Eating kangaroos is sustainable.
Kangaroo image from www.shutterstock.com
Campaigners against commercial kangaroo harvesting say it's unsustainable and have convinced California to extend a ban on kangaroo imports. But are Australia's world-famous roos really at risk?
Raging – and costly.
US National Parks Service
Federal agencies pay much of the cost to fight forest fires, which means taxpayers are subsidizing the risky practice of building more homes at the wildland-urban interface.
Comparison of Sierra Nevada snowpack in 2015 v 2010.
According to scientists, tree-ring analysis shows that California drought is the worst it has been in 500 years.The study underscores the severity of current drought and the challenges of future water management in the state.
An icon, and perhaps casualty, of California’s contentious water policies.
US Fish & Wildlife Service
The Endangered Species Act may stave off extinction for the Delta smelt in California, but will it help this threatened fish – or any other at-risk species – recover and thrive again?
Storms coming? El Niño is projected to lead to much-needed rain in California next year.
El Niño is expected to bring heavy rains to drought-stricken California, but more rain alone won't solve the West's water crisis.
Really dry: a Colorado River aqueduct in southern California.
Historical analysis shows that natural forces are behind California’s drought, but global warming has contributed 8%-27% to the drought’s severity.
In a hotter, drier West, who, besides fish, will be most harmed?
James Marvin Phelps/flickr
Hydrologists, climate scientists and policymakers are beginning to grapple with a difficult question: who will be affected most by longer and more frequent droughts?
California’s heavy reliance on groundwater is raising worries.
General Physics Laboratory (GPL)
Can California – and its massive agriculture industry – endure the drought without destroying its groundwater resources?
Universities on the leading edge.
With emergency water rationing in place, how are universities – and other major water consumers – going to conserve?
A broken paddle on parched earth, one result of four years of drought in California.
What explains the unusually dry and warm weather that's behind California's prolonged drought? And how is climate change contributing?

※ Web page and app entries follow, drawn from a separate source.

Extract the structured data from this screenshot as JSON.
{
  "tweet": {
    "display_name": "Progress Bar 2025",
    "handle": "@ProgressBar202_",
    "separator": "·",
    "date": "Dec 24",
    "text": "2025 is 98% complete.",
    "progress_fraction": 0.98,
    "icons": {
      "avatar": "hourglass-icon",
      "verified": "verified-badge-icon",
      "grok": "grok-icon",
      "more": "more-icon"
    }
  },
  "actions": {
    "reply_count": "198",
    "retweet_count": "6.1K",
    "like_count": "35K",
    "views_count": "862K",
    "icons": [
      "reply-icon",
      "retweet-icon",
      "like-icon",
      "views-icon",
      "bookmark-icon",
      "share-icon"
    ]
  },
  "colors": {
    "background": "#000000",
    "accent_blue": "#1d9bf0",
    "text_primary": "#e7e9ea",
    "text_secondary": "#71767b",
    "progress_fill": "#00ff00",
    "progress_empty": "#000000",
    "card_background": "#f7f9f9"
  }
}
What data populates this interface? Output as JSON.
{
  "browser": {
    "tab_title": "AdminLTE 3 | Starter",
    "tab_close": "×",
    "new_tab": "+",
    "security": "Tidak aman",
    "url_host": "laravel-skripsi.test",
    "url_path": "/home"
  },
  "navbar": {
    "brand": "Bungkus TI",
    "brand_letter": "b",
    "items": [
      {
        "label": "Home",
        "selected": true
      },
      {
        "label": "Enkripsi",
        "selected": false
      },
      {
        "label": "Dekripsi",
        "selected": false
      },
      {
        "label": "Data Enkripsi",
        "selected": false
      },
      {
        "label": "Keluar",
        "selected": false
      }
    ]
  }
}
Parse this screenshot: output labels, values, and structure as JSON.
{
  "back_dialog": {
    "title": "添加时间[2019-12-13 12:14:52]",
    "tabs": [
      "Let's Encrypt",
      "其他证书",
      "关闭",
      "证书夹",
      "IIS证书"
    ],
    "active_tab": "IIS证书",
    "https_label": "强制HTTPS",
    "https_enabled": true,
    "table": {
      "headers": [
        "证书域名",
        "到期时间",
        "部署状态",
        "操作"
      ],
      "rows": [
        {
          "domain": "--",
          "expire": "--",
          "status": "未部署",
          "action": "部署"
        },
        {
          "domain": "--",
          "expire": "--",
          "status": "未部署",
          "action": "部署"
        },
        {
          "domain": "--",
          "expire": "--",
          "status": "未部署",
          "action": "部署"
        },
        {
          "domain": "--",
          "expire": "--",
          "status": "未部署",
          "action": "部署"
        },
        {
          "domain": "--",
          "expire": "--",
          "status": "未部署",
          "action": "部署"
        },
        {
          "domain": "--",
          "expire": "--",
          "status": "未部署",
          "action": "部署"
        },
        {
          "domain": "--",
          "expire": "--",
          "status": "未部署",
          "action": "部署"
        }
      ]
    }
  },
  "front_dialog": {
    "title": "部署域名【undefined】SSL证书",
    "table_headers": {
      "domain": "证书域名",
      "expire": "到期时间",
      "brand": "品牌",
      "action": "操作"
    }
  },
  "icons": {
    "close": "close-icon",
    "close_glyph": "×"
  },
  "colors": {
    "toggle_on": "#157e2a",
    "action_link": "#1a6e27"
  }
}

More land than water: almond trees account for 10% of the state’s water reserves, according to some estimates.
California is blessed with so much agricultural land that no matter how much the state conserves or produces, there will also be an economic incentive to consume more water.
California has been inundated with stranded, hungry sea lion pups, a result of warm waters causing fish to move.
The "warm blob" of remarkably warm water in the Pacific is changing weather patterns and impacting marine life, providing clues to how ecosystems may change in a warmer future.
In the 1920s and 1930s crews surveyed much of California, collecting information about vegetation. This photo was taken in 1936 by Albert Wieslander.
Marian Koshland Biosciences Library
Scientists in my native state of California were handed a gift: a trove of detailed information about the state’s forests taken during the 1920s and 1930s and digitized over the past 15 years. When we…
Pushing the button is more complicated than it looks
Privacy is often thought of as the right to be left alone. Yet, our lives are embedded in relationships – with people, with corporations, with government, and with technological devices – that can’t be…
Across California there are plenty of signs of just how dry it’s been, such as here in Topanga Canyon near Los Angeles.
wasim muklashy/Flickr via CC BY-NC-SA
Last January, California Governor Jerry Brown declared a State of Emergency following projections of severe drought. State bureaucrats and local officials jumped into action and mandated any number of…
Prop 91 - just one of three ballot initiatives on marijuana decriminalization
Editor’s note: There were 146 state-wide ballot measures up for consideration by voters in this week’s midterm elections, covering all manner of controversial issues – from abortion and guns to minimum…
California isn’t just controlling its own emissions, but the emissions it benefits from.
Australia will not be linking its emissions trading scheme to California any time soon. But Australia will have to increase its emissions reduction targets to between 15-25% below 2000 levels by 2020…
African clawed frogs in California harbour a deadly fungal infection that is destroying the global amphibian population…
There are some barriers to linking our emissions reduction plan to California’s, but they’re worth overcoming.
As the pace of international climate negotiations has slowed, the interest and attention of international organisations and climate policy watchers has been diverted to national climate change responses…
Nitrogen found in rocks can boost tree growth and their ability to extract carbon dioxide from the atmosphere. The study…